The proposed unmanned loyal wingman platform being developed for the UK’s Royal Air Force (RAF) could be similar in size to the future manned Tempest fighter, with the first UK demonstration flight of the drone intended to take place in 2023.
In January this year the UK Ministry of Defence (MOD) awarded a £30m (US$41.5m) contract to Spirit Aerosystems to lead the Mosquito project through the next phase, with the ambition to develop the RAF’s LANCA (Lightweight Affordable Novel Combat Aircraft) concept ahead of a full-scale vehicle flight-test programme expected by the end of 2023.
At the time the MOD said that the uncrewed combat aircraft would be designed to fly at high-speed alongside fighter jets, armed with missiles, surveillance, and electronic warfare systems.
The Mosquito programme, which also includes Northrop Grumman UK, will mature the design and manufacture a technology demonstrator to generate evidence for a follow-on LANCA programme. If successful, this could lead to a capability being deployed alongside the Typhoon and F-35 Lightning jets by the end of the decade.
Detailing the status of a range of current and future aircraft, ACM Mike Wigston, Chief of the Air Staff, revealed the Tempest and Mosquito loyal wingman models displayed at the DSEI 2021 exhibition were “representative” and “in scale”, adding that the programme continued “at pace”.
The UK’s Future Combat Air Systems (FCAS), which will comprise of the Tempest fighter and loyal wingman systems, was given an additional £1.5bn research investment in November 2020. The LANCA programme itself originated in 2015 in Dstl to help develop understanding of new combat air technologies expected to influence the future battlespace, and currently run by the RAF’s Rapid Capabilities Office.
Elsewhere, Wigston said that the performance of a RAF C-130 Hercules in the recent Kabul airlift demonstrated “why the aircraft had been our workhorse for over 50 years”.
The fleet was one of the main casualties in the recent Integrated Review and Defence Command Paper, with all 14 UK C-130J/C-130J-30 tactical transport aircraft due to be removed from service by 2023.
Wigston added that the A400M aircraft, which also participated in the airlift, would be “ready to take the load” from 2023 and that its performance in Operating Tipping, the operational name of the UK’s airlift efforts in Afghanistan, had “reinforced my confidence” in the decision to axe the C-130 platform.
The 22-strong A400M fleet, also known as Atlas, will then be the UK’s only transport aircraft able to operate by unprepared runways, a key capability in enabling distributed operations and removing the risks associated with fixed military aviation hubs.
In other developments, it was revealed that the RAF No 13 Sqn will become the second squadron planned to operate the future MQ-9B Protector RG1 aircraft, which is derived from General Atomics Aeronautical Systems’ SkyGuardian platform, joining the already announced No 31 Sqn.
In July this year it was announced that the UK agreed a £195m deal for a further 13 Protector remotely piloted aircraft system (RPAS), with a total of 16 now on order.

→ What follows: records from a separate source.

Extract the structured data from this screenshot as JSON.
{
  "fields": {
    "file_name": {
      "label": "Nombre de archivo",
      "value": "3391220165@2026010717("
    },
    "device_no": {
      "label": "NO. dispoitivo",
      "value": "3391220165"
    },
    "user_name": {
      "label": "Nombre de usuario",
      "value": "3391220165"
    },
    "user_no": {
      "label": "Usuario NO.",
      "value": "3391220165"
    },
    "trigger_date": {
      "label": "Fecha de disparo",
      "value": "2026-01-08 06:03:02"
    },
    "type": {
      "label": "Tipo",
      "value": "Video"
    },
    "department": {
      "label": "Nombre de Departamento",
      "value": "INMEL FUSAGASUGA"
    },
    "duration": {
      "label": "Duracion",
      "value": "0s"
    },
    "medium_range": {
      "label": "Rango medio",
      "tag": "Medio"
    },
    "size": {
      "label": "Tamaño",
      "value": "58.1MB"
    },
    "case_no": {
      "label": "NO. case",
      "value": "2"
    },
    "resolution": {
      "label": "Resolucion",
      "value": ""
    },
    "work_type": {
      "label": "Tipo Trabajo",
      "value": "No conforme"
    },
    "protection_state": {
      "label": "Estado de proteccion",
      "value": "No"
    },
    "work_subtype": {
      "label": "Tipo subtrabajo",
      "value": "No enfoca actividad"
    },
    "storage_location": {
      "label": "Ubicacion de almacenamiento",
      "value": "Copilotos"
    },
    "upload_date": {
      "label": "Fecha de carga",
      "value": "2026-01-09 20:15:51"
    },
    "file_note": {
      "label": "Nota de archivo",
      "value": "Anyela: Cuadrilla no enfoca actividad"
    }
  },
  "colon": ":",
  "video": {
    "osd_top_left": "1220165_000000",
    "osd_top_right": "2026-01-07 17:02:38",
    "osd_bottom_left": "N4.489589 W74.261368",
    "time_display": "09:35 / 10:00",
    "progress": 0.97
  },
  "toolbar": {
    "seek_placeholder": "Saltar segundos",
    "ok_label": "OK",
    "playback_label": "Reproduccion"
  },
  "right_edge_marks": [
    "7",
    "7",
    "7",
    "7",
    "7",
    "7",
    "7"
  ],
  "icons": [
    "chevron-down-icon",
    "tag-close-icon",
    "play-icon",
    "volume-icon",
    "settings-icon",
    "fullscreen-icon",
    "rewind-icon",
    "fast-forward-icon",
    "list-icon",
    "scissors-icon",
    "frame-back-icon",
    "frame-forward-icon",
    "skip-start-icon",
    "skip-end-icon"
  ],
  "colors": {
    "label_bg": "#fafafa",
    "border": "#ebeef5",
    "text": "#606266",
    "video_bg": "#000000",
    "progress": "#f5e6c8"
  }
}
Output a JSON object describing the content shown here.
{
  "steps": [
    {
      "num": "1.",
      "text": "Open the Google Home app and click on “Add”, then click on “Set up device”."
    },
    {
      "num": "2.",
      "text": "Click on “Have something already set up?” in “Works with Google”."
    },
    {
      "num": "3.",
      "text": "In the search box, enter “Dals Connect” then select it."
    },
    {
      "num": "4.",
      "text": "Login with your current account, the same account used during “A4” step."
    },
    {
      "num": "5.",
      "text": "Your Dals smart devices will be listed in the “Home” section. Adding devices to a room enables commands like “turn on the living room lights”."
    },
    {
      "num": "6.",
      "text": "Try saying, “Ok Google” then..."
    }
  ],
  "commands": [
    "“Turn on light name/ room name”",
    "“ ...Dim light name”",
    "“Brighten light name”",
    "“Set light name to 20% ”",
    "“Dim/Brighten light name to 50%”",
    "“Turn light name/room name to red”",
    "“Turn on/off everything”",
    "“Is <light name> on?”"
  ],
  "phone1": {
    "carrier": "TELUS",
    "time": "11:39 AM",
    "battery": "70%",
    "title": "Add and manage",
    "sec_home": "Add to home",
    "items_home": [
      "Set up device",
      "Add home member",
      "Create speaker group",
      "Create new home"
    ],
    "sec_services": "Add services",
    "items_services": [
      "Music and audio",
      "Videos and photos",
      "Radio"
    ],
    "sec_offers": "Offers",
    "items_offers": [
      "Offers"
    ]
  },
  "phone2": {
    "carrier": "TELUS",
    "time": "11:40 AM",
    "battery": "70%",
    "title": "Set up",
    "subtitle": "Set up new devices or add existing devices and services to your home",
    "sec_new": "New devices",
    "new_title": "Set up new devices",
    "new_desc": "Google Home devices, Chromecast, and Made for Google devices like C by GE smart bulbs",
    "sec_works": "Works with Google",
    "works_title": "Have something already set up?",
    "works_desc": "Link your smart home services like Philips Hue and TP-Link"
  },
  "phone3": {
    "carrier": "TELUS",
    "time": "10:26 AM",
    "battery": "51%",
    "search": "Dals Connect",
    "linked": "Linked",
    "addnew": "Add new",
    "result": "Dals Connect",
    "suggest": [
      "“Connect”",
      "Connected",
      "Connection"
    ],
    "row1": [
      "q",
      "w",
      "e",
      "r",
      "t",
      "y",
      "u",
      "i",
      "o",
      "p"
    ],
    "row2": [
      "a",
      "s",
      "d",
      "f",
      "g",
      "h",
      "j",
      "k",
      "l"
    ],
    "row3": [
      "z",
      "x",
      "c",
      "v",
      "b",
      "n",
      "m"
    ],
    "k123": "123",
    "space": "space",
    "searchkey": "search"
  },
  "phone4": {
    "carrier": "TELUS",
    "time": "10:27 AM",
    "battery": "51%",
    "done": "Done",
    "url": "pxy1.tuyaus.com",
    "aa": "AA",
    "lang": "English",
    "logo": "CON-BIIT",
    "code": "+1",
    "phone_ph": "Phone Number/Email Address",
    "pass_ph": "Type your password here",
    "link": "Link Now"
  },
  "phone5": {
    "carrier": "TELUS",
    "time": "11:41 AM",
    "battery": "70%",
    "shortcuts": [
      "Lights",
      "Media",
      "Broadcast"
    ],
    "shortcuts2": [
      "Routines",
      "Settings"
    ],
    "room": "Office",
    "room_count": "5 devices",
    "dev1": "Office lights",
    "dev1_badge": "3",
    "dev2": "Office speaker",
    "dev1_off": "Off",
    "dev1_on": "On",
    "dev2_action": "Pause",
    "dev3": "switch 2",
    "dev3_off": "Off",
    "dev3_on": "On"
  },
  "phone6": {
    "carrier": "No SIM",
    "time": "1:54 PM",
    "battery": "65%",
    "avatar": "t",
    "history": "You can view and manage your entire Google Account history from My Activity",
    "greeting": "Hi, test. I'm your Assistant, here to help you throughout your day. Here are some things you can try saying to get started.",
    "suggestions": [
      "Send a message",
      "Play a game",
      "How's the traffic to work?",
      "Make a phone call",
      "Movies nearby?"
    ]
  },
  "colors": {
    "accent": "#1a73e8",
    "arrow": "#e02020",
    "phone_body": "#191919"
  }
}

The Protector will replace the current MQ-9A Reaper UAVs in service from 2024.
Regarding the integration of the Protector into the fleet, Wigston said that “if we run [Protector] as (the MQ-9A Reaper], we would have failed to capitalise”, referring to the different capabilities and expected tactics, techniques and procedures between the Reaper and Protector platforms.
By Richard Thomas